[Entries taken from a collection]
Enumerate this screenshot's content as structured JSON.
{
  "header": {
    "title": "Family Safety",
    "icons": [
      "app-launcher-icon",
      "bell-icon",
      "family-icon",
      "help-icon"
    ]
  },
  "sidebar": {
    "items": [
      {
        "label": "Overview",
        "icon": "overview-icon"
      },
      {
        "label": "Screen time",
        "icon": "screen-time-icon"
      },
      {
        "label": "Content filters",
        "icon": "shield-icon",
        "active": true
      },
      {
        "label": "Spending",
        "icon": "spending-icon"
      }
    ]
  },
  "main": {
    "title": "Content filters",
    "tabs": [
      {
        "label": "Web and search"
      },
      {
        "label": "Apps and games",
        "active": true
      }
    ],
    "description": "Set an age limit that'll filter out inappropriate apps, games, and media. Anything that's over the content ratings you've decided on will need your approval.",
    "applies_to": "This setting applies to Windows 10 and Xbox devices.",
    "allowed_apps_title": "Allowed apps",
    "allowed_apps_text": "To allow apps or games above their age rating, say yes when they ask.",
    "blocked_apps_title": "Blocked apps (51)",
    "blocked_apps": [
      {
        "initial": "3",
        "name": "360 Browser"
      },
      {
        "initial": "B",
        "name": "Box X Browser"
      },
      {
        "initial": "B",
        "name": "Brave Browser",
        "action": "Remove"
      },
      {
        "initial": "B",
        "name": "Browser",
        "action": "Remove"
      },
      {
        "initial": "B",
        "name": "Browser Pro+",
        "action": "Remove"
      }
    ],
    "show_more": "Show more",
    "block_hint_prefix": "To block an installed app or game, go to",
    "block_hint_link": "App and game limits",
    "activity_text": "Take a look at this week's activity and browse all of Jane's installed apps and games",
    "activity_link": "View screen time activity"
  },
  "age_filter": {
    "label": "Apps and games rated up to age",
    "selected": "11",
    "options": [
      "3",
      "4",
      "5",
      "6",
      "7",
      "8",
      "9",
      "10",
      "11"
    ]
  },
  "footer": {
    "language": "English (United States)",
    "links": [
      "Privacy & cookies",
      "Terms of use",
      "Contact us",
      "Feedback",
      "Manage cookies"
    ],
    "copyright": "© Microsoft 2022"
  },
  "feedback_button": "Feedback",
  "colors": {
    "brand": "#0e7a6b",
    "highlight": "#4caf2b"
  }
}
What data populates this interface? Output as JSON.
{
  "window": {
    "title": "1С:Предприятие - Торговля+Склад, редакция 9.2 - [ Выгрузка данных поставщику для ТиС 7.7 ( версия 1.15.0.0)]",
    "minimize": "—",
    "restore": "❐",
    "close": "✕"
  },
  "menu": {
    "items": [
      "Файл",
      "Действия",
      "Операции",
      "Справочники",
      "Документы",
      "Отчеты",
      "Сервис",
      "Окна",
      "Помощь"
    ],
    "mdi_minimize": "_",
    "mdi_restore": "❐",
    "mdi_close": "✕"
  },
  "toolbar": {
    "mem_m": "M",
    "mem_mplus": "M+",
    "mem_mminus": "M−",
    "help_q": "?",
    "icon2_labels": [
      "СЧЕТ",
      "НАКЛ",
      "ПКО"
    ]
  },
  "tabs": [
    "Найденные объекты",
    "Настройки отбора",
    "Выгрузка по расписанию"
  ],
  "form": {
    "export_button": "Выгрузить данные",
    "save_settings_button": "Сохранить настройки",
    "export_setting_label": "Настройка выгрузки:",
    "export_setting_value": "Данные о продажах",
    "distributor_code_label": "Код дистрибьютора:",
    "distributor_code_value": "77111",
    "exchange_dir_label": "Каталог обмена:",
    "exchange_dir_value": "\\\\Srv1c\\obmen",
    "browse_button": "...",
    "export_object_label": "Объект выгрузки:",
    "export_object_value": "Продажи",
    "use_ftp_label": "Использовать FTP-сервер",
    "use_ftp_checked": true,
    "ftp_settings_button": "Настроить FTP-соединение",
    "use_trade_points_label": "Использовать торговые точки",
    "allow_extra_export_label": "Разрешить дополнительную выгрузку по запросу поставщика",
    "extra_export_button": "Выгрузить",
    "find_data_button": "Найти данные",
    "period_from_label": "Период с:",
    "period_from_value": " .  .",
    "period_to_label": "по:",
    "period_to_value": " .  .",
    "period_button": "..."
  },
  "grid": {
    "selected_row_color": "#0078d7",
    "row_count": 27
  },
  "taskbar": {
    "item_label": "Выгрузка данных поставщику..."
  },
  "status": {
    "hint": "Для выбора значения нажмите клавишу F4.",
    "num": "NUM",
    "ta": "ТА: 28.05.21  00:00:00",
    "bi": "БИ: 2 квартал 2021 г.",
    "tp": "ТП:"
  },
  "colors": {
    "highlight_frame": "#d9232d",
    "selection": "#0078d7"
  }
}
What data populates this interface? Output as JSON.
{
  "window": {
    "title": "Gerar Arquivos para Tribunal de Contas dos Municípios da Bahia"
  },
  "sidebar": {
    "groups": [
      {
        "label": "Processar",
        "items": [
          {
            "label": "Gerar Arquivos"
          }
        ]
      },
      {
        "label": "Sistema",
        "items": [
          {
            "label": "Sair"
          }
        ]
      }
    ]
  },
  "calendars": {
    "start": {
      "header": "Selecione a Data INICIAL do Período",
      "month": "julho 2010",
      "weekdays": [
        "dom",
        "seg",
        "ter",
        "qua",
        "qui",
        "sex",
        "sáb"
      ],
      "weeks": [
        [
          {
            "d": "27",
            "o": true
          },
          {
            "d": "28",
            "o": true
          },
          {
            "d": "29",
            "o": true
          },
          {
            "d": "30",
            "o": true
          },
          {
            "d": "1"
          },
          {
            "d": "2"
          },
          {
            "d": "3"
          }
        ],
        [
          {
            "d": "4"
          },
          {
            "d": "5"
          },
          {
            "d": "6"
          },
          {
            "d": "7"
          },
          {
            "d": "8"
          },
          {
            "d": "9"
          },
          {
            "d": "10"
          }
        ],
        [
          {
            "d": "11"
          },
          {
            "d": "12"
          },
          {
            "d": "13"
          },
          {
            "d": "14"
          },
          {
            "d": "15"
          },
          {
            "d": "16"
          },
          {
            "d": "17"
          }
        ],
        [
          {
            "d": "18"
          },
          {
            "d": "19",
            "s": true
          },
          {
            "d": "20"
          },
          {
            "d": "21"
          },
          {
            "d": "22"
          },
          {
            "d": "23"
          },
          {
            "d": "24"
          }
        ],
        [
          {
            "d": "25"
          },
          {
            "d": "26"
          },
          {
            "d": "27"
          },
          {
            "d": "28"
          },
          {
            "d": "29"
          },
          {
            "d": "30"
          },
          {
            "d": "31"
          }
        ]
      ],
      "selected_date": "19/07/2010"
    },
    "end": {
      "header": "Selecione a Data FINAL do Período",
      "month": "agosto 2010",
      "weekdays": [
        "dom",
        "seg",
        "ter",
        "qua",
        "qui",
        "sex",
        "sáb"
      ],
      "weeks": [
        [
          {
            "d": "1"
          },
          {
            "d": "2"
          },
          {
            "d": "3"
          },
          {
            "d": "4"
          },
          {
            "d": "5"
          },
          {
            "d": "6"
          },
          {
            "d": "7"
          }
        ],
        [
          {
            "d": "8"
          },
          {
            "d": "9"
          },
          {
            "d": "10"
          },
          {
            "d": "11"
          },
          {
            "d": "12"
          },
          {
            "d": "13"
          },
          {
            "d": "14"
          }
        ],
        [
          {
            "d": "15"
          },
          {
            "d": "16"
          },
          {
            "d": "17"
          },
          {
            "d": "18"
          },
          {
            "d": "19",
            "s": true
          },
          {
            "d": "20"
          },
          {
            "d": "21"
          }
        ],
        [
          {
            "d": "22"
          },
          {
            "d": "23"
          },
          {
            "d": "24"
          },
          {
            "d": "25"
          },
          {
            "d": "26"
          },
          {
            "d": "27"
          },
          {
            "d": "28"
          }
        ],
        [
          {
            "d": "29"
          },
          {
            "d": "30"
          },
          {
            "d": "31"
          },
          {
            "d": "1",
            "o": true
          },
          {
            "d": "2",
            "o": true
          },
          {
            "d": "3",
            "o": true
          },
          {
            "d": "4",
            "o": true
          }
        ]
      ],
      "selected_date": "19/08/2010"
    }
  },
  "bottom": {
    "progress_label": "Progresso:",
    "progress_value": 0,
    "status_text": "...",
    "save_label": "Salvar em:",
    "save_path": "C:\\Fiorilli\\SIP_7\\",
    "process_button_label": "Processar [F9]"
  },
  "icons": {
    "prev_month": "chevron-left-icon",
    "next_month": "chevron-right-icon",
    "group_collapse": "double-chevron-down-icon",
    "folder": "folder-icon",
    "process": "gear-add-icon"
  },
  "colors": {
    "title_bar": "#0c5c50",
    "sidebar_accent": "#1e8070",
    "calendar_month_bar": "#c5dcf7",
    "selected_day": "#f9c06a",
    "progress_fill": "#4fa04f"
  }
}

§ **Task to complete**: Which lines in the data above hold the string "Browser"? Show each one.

§ **Task result**:
        "name": "360 Browser"
        "name": "Box X Browser"
        "name": "Brave Browser",
        "name": "Browser",
        "name": "Browser Pro+",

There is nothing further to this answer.